On an island of haves and have-nots, teen John B enlists his three best friends to hunt for a legendary treasure linked to his father’s disappearance.
Format: 10 episodes streaming on Netflix simultaneously.
Cast: Chase Stokes, Madelyn Cline, Madison Bailey, Jonathan Daviss, Rudy Pankow, Charles Esten, Austin North, Drew Starkey, Adina Porter, Caroline Arapoglou, Nicholas Cirillo
Directors: Jonas Pate (1-2, 5-6, 9-10), Cherie Nowlan (3-4), Valerie Weiss (7-8)
Writers: Josh Pate (Created by, 1, 3, 5, 10), Jonas Pate (Created by, 4), Shannon Burke (Created by, 1-2, 5, 10), Keith Josef Adkins (6), Kathleen Hale (6-7), Rachel Sydney Alter (8), Dan Dworkin (9), Jay Beattie (9)
The teen drama genre has seen an influx in the last few years with Netflix, The CW and others seemingly pumping them out. It takes something unique to make a new series standout and Outer Banks certainly does: the promise of lost treasure.
Set on the Outer Banks of North Carolina, the series revolves around John B (Chase Stokes) and his friends JJ (Rudy Pankow), Pope (Jonathan Daviss) and Kiara (Madison Bailey), who refer to themselves as “The Pogues”. In the wake of a hurricane, which cuts power to their town, the Pogues stumble across the first clues towards a shipwreck treasure and the truth behind John B’s father’s disappearance.
The show, like many of this genre, has a focus on the class difference and the recurring idea of the rich getting richer and holding down the less fortunate.
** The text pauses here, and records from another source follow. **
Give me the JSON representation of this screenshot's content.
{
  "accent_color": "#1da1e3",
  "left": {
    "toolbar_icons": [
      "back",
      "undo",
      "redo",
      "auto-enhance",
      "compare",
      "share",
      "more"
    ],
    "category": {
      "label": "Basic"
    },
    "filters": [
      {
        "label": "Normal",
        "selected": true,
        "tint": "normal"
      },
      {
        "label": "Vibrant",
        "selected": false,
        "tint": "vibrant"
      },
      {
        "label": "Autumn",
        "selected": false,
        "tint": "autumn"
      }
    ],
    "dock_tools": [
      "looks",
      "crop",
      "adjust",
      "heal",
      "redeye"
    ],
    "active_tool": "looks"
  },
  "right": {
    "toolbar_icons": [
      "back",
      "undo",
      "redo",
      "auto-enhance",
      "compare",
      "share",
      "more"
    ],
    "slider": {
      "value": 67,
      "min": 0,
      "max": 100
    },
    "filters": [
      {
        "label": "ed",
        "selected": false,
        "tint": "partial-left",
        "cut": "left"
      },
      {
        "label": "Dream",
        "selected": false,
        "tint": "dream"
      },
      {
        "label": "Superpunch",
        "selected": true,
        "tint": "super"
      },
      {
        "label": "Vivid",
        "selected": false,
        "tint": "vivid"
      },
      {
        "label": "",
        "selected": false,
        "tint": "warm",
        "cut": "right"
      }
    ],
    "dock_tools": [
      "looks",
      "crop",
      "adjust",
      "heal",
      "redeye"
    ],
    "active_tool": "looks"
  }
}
The Pogues are from working-class families of the Outer Banks (with the exception of Kiara) while “The Kooks” are a term given for the rich people who live there, usual wearing cardigans, boat shoes and frequenting the country club. In the wake of the hurricane, the divide between the two classes is even broader with the Kooks able to afford generators to keep the lights on, although that idea is not really a focus of the show.
Outer Banks is filled with the type of tropes and characters you would expect from a teen drama. John B is the charismatic, smart leader of the group, Pope is the future-focused, nerdy black kid, Kiara is the kid from a well-off family while JJ is the impulsive kid from a violent, troubled home. Add on top of that the Kook characters like Ward Cameron (Charles Esten), a Pogue-turned-Kook who is now a wealthy property developer who John B does some work for. His daughter, Sarah (Madelyn Cline), is John B’s main love interest despite him being from the wrong side of the tracks and having a boyfriend in Topper (Austin North) who is extremely possessive and jealous. Her brother Rafe (Drew Starkey) is the stereotypical entitled, selfish rich kid who falls into the drug scene, selling cocaine at his Kook parties for kicks.
The characters are not the most fleshed out we’ve seen before, with only really John B, JJ and Ward given any meaningful character development and focus. Topper and Rafe serve almost no purpose but to be hated and be a constant thorn in the side of the Pogues. It’s surprising how few female characters there are and how little they are given to do, especially given the type of genre it is.
The show’s treasure hunting storyline and unique setting make the series stand out from other shows like it. With treasure up for grabs, there are of course some shady also after that same payday, leading to firefights, fistfights and chases. The water-adjacent setting leads to a lot of boat-related misadventures and action set pieces. The action is generally shot well but there are two chase sequences that are shot handheld that are difficult to watch. They feel more like they loosely tied a GoPro to someone’s chest and told them to chase the characters as well, so shaky was the footage. I could feel myself get a bit queasy watching it but it is only done those two times and early in the series mercifully.